Unfortunately, names floated for Aguilar’s job appear to have more in common with White, who has reportedly lobbied for a more moderate voice on the commission. For example, Keir Gumbs of the white-collar defense firm Covington & Burling, a leading candidate, has allegedly given tutorials to CEOs on how to hide their political spending. Other hopefuls have casually rotated between the SEC and Wall Street law firms. A commissioner spinning through the revolving door to join White would give her an assured vote, and marginalize Kara Stein.

The multi-pronged assault on the agency reflects a growing unease among progressive Democrats over an overly cozy relationship between the party elite and Wall Street. They want to widen the pool of nominees for critical regulatory positions over the long-term, a motivating factor in blocking former bank executive Antonio Weiss from a Treasury Department slot. And they feel White’s SEC tenure has been a significant step backward.

The lead agency for investor protection isn’t a natural target for the party’s liberal wing, compared to agencies that defend consumers or regulate banks. But half of all Americans own some form of stock, and their investments can be put at risk by the SEC’s lenient attitude. More important, the securities industry has insinuated itself into more of American life. Individuals and small business increasingly get loans through the capital markets; our 401(k) plans are based on publicly traded investments; and crowdfunding and securitization have given these industry players a central role in our entrepreneurship, our mortgages, our higher education funding, and so on. “We marketized our retirement system, we marketized our banking system, and the SEC is the main securities regulator,” said Marcus Stanley, policy director for the coalition Americans for Financial Reform.

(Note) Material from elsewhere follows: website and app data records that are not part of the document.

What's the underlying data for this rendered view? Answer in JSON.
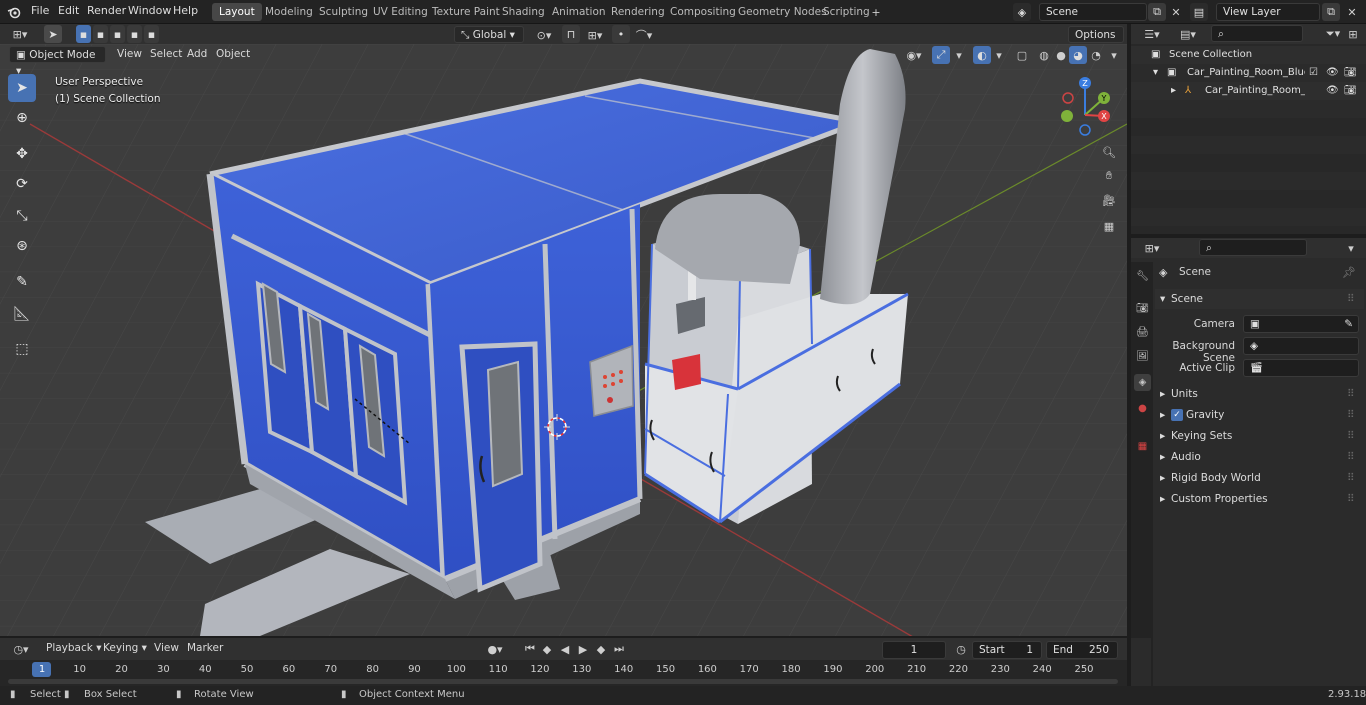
{
  "menu": {
    "file": "File",
    "edit": "Edit",
    "render": "Render",
    "window": "Window",
    "help": "Help"
  },
  "workspaces": [
    "Layout",
    "Modeling",
    "Sculpting",
    "UV Editing",
    "Texture Paint",
    "Shading",
    "Animation",
    "Rendering",
    "Compositing",
    "Geometry Nodes",
    "Scripting"
  ],
  "scene_field": "Scene",
  "view_layer_field": "View Layer",
  "viewport_header": {
    "mode": "Object Mode",
    "view": "View",
    "select": "Select",
    "add": "Add",
    "object": "Object",
    "orientation": "Global",
    "options": "Options"
  },
  "viewport_overlay": {
    "perspective": "User Perspective",
    "collection": "(1) Scene Collection"
  },
  "gizmo_axes": {
    "x": "X",
    "y": "Y",
    "z": "Z"
  },
  "outliner": {
    "root": "Scene Collection",
    "items": [
      {
        "label": "Car_Painting_Room_Blue_Col"
      },
      {
        "label": "Car_Painting_Room_Blue"
      }
    ]
  },
  "properties": {
    "header": "Scene",
    "section": "Scene",
    "fields": [
      {
        "label": "Camera"
      },
      {
        "label": "Background Scene"
      },
      {
        "label": "Active Clip"
      }
    ],
    "panels": [
      "Units",
      "Gravity",
      "Keying Sets",
      "Audio",
      "Rigid Body World",
      "Custom Properties"
    ]
  },
  "timeline": {
    "playback": "Playback",
    "keying": "Keying",
    "view": "View",
    "marker": "Marker",
    "current_frame": "1",
    "start_label": "Start",
    "start": "1",
    "end_label": "End",
    "end": "250",
    "ticks": [
      "1",
      "10",
      "20",
      "30",
      "40",
      "50",
      "60",
      "70",
      "80",
      "90",
      "100",
      "110",
      "120",
      "130",
      "140",
      "150",
      "160",
      "170",
      "180",
      "190",
      "200",
      "210",
      "220",
      "230",
      "240",
      "250"
    ]
  },
  "status": {
    "select": "Select",
    "box_select": "Box Select",
    "rotate_view": "Rotate View",
    "context_menu": "Object Context Menu",
    "version": "2.93.18"
  },
  "colors": {
    "accent": "#4772b3",
    "booth_blue": "#3f62d6",
    "frame_gray": "#b9bcc2",
    "viewport_bg": "#3d3d3d"
  }
}
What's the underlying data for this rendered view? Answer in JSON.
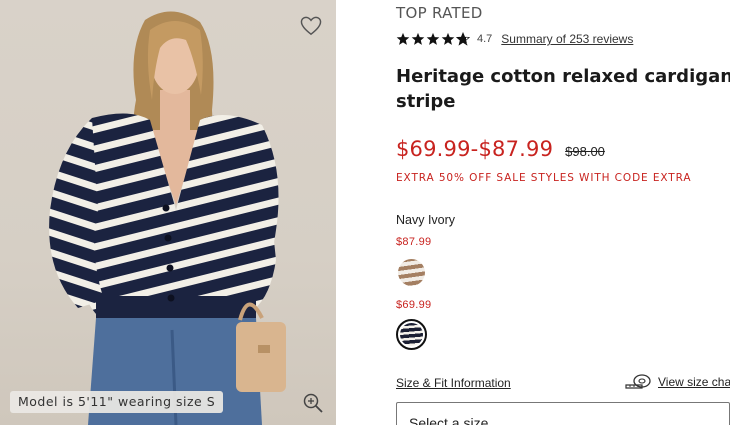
{
  "product_image": {
    "caption": "Model is 5'11\" wearing size S",
    "icons": {
      "wishlist": "heart-outline-icon",
      "zoom": "zoom-in-icon"
    }
  },
  "details": {
    "badge": "TOP RATED",
    "rating": {
      "stars": 4.7,
      "value_text": "4.7",
      "reviews_link": "Summary of 253 reviews"
    },
    "title_lines": [
      "Heritage cotton relaxed cardigan in",
      "stripe"
    ],
    "sale_price": "$69.99-$87.99",
    "original_price": "$98.00",
    "promo": "EXTRA 50% OFF SALE STYLES WITH CODE EXTRA",
    "selected_color": "Navy Ivory",
    "variants": [
      {
        "price": "$87.99",
        "swatch": "brown-ivory-stripe"
      },
      {
        "price": "$69.99",
        "swatch": "navy-ivory-stripe",
        "selected": true
      }
    ],
    "size_fit_link": "Size & Fit Information",
    "size_chart_link": "View size chart",
    "size_select_placeholder": "Select a size"
  },
  "colors": {
    "sale_red": "#c8231f",
    "navy": "#1b1f33",
    "ivory": "#f4f1ea"
  }
}
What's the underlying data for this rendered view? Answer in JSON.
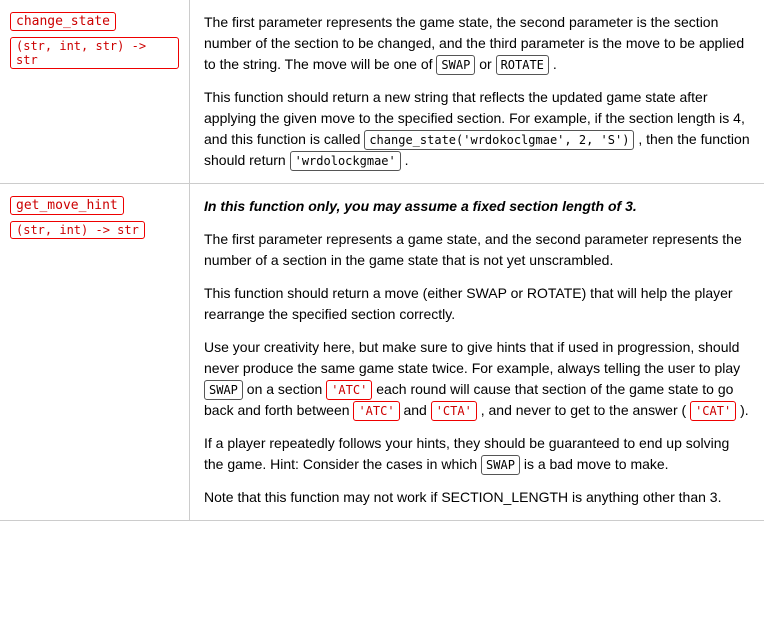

As the battle for SEC reform continues, the question for the White House is simple: Do they want to preside over a legacy of change in securities regulation, or have it defined by continued weakness and industry conflict of interest?